Your result should be every line of the records below that contains the word "icon".

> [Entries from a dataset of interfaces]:

*** Block opens ***

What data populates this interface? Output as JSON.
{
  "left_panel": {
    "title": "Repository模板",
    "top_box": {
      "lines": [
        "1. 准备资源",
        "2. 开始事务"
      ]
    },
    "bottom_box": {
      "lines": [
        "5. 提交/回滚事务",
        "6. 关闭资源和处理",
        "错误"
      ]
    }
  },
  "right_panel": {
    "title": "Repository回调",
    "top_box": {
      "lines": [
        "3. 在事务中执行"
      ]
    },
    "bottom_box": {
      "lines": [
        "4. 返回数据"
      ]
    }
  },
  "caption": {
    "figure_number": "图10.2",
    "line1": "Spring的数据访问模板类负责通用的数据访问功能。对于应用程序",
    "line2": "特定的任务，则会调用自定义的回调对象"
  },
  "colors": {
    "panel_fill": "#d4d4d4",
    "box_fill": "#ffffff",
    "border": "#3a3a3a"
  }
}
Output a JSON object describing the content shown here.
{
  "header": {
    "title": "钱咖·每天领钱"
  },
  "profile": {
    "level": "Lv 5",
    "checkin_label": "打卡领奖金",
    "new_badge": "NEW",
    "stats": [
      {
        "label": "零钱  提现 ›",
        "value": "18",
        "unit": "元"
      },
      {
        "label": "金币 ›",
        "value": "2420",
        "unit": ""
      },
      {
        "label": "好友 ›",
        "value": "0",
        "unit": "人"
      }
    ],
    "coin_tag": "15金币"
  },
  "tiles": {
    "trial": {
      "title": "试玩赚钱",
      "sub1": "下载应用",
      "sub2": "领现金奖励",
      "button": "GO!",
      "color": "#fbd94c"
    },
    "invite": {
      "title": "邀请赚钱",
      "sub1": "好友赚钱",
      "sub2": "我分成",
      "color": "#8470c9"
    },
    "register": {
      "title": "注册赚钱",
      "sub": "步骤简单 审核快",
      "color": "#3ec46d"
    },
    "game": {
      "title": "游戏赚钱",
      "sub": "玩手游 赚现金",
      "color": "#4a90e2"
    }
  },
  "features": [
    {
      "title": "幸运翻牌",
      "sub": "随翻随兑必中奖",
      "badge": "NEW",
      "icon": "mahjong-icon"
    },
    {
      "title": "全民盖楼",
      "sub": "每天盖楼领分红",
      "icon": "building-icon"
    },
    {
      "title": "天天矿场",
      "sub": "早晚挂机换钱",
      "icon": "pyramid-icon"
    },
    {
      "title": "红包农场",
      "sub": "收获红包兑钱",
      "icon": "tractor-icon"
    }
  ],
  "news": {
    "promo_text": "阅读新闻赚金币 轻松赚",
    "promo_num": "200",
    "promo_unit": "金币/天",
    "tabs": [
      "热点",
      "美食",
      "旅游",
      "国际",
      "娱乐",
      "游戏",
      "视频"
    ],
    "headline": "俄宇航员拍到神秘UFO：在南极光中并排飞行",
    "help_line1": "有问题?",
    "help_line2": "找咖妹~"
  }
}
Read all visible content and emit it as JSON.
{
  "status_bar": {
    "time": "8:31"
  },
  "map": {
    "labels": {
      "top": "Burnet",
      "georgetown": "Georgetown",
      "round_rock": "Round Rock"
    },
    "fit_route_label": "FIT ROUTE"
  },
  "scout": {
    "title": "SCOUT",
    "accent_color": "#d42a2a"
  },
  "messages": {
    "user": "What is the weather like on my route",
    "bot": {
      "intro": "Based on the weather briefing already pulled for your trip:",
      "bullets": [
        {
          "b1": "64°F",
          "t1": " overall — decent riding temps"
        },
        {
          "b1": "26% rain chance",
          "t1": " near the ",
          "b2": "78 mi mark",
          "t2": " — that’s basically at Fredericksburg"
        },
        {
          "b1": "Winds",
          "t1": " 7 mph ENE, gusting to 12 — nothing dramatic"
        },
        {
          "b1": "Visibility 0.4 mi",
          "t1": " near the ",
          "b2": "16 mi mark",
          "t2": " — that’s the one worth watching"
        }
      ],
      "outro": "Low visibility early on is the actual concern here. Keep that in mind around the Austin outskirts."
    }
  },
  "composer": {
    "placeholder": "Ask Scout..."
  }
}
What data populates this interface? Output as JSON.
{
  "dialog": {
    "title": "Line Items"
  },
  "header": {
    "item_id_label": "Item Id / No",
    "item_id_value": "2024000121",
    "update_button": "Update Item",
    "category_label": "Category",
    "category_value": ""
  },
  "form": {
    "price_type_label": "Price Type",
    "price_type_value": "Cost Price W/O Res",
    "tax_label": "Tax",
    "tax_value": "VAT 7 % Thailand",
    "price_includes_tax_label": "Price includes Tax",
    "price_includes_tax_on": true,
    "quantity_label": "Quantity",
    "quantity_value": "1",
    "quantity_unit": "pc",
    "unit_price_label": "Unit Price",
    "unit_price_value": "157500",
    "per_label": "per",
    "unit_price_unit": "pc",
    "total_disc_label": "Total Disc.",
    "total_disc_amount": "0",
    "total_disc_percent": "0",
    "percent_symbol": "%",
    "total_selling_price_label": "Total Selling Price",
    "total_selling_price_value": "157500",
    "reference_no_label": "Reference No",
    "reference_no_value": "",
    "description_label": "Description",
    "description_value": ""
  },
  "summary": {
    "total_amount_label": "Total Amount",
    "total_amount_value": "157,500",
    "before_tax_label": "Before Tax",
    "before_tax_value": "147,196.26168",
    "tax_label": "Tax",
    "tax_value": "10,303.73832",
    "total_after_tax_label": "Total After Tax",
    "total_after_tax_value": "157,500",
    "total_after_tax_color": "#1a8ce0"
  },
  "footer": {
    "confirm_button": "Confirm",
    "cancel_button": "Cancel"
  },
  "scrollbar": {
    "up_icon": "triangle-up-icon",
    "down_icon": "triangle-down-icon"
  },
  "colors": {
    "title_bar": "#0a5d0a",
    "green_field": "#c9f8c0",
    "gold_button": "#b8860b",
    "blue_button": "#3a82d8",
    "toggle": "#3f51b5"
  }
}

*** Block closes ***

> [Solution to this problem]:
      "icon": "mahjong-icon"
      "icon": "building-icon"
      "icon": "pyramid-icon"
      "icon": "tractor-icon"
    "up_icon": "triangle-up-icon",
    "down_icon": "triangle-down-icon"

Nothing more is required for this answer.